Anarchists who believe we must go through an insurrectionary period to rid the world of the institutions of domination and exploitation, moreover, take a variety of positions on the shape of a future society—they could be anarcho-communist, individualist or even primitivist, for example. Many refuse to offer a specific, singular model of the future at all, believing that people will choose a variety of social forms to organize themselves when given the chance. They are critical of groups or tendencies that believe they are “carriers of the truth” and try to impose their ideological and formal solution to the problem of social organization. Instead, many insurrectionary anarchists believe that it is through self-organized struggle that people will learn to live without institutions of domination.
While insurrectionary anarchists are active in many parts of the world at the moment, the points in this article are particularly influenced by the activities and writings of those in Italy and Greece, which are also the countries where insurrectionary anarchists are the most active. The current, extremely varied Italian insurrectionary anarchist scene, which centers around a number of occupied spaces and publications, exists as an informal network carrying on their struggle outside of all formal organizations. This tendency has taken on the “insurrectionary anarchist” label to distinguish itself from the Italian Anarchist Federation, a platformist organization which officially reject individual acts of revolt, favoring only mass action and an educational and evangelistic practice centering around propaganda in “non-revolutionary periods,” and from the Italian libertarian municipalists who take a largely reformist approach to “anarchist” activity.
Insurrectionary anarchists are not historical determinists; that is, they don’t see history as following one set path, as something with which we need to move in tune. On the contrary, history is an open book, and the path that it will take depends on our actions. In this sense, a true act does not happen within context, but to context. To break with the present we must act against context, and not wait for a historically determined time to act, for it will never come. The act does not grow out of context, it happens to context and completely changes the context, turning the impossible of one moment into the possible of the next. And this is the heart of the insurrectionary event. As the insurrectionary event transforms the context of possibility, it also transforms the human and human social relations.

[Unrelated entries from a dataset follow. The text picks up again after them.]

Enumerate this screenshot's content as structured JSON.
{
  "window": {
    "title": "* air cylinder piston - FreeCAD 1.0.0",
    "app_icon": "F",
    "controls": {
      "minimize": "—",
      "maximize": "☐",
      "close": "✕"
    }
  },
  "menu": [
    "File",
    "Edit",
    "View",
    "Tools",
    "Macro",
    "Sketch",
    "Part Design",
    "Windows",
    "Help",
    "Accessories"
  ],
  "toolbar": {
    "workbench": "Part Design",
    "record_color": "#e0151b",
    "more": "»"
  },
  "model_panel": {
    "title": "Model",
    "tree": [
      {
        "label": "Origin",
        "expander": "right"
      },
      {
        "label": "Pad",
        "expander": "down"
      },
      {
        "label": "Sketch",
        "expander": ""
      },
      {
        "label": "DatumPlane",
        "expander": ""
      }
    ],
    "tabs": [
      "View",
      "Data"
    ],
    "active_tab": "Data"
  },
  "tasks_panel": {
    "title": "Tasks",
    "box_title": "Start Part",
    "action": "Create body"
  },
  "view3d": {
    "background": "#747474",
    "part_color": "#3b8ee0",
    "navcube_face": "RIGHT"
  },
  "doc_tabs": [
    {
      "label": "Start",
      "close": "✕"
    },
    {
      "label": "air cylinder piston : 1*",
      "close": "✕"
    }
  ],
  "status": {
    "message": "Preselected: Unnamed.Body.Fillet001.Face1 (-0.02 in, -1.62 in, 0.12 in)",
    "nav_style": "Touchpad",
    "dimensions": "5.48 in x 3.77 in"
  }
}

Yet, for an insurrectionary event to occur that opens a break with the present we need to pay attention to the question of organization. Anarchists must do what they can to open and develop the potential of insurrection. Certain forms of organization, however, stifle our potential to truly act against the present and for a new future, to move towards insurrection and a permanent break with the state and capital. Permanent organizations, organizations that attempt to synthesize those struggling into a single, unified organization, and organizations that attempt to mediate struggle are all forms of organization that tend to close the potential of insurrection. These ways of organization formalize and rigidify the relationships of those struggling in ways that limit the flexible combination of our power to act. Our active power, our power to create and transform, is our only weapon, and that which limits such power from within the movement of the exploited and excluded is our greatest weakness. This does not mean that we should remain unorganized (an impossibility—we always have some level of organization no matter how informal); in fact, it poses the very question of organization: how do we combine in a way that promotes our active powers?